Extract all of the entries and give them again, word for word.

[Dataset rows for apps and sites]

□ □ □ □

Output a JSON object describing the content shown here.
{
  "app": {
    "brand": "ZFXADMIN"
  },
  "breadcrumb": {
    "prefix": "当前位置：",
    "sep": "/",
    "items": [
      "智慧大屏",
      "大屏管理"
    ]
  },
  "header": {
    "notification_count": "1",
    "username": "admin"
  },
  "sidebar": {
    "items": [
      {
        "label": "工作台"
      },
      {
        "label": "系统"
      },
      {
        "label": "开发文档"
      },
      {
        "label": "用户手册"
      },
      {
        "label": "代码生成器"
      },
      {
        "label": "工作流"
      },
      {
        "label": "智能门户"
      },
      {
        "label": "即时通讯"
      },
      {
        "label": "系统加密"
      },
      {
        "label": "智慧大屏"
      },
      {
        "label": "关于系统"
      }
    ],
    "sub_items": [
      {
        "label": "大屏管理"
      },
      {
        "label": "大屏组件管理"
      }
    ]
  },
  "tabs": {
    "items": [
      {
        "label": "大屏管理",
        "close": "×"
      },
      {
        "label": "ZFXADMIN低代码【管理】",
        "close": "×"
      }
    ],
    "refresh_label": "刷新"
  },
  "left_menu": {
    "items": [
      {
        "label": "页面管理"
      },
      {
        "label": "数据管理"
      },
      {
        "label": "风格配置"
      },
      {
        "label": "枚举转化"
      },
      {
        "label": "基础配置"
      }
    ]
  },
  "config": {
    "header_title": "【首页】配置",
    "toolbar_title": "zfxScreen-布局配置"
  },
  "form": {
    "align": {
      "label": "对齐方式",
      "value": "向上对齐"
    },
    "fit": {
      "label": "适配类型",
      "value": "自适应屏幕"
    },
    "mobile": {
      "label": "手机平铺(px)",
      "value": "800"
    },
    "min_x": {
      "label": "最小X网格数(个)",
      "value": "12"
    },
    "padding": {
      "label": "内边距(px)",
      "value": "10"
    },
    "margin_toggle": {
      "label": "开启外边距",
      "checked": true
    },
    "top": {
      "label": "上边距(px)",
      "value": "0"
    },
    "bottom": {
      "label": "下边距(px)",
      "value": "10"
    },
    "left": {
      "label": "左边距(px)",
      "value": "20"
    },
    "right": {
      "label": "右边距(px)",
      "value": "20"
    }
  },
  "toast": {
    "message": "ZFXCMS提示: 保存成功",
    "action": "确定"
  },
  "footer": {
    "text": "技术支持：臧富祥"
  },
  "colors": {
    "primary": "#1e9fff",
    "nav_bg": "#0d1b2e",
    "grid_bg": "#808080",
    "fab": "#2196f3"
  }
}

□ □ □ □

**EXERCISE RESPONSE**
Output a JSON object describing the content shown here.
{
  "app": {
    "brand": "ZFXADMIN"
  },
  "breadcrumb": {
    "prefix": "当前位置：",
    "sep": "/",
    "items": [
      "智慧大屏",
      "大屏管理"
    ]
  },
  "header": {
    "notification_count": "1",
    "username": "admin"
  },
  "sidebar": {
    "items": [
      {
        "label": "工作台"
      },
      {
        "label": "系统"
      },
      {
        "label": "开发文档"
      },
      {
        "label": "用户手册"
      },
      {
        "label": "代码生成器"
      },
      {
        "label": "工作流"
      },
      {
        "label": "智能门户"
      },
      {
        "label": "即时通讯"
      },
      {
        "label": "系统加密"
      },
      {
        "label": "智慧大屏"
      },
      {
        "label": "关于系统"
      }
    ],
    "sub_items": [
      {
        "label": "大屏管理"
      },
      {
        "label": "大屏组件管理"
      }
    ]
  },
  "tabs": {
    "items": [
      {
        "label": "大屏管理",
        "close": "×"
      },
      {
        "label": "ZFXADMIN低代码【管理】",
        "close": "×"
      }
    ],
    "refresh_label": "刷新"
  },
  "left_menu": {
    "items": [
      {
        "label": "页面管理"
      },
      {
        "label": "数据管理"
      },
      {
        "label": "风格配置"
      },
      {
        "label": "枚举转化"
      },
      {
        "label": "基础配置"
      }
    ]
  },
  "config": {
    "header_title": "【首页】配置",
    "toolbar_title": "zfxScreen-布局配置"
  },
  "form": {
    "align": {
      "label": "对齐方式",
      "value": "向上对齐"
    },
    "fit": {
      "label": "适配类型",
      "value": "自适应屏幕"
    },
    "mobile": {
      "label": "手机平铺(px)",
      "value": "800"
    },
    "min_x": {
      "label": "最小X网格数(个)",
      "value": "12"
    },
    "padding": {
      "label": "内边距(px)",
      "value": "10"
    },
    "margin_toggle": {
      "label": "开启外边距",
      "checked": true
    },
    "top": {
      "label": "上边距(px)",
      "value": "0"
    },
    "bottom": {
      "label": "下边距(px)",
      "value": "10"
    },
    "left": {
      "label": "左边距(px)",
      "value": "20"
    },
    "right": {
      "label": "右边距(px)",
      "value": "20"
    }
  },
  "toast": {
    "message": "ZFXCMS提示: 保存成功",
    "action": "确定"
  },
  "footer": {
    "text": "技术支持：臧富祥"
  },
  "colors": {
    "primary": "#1e9fff",
    "nav_bg": "#0d1b2e",
    "grid_bg": "#808080",
    "fab": "#2196f3"
  }
}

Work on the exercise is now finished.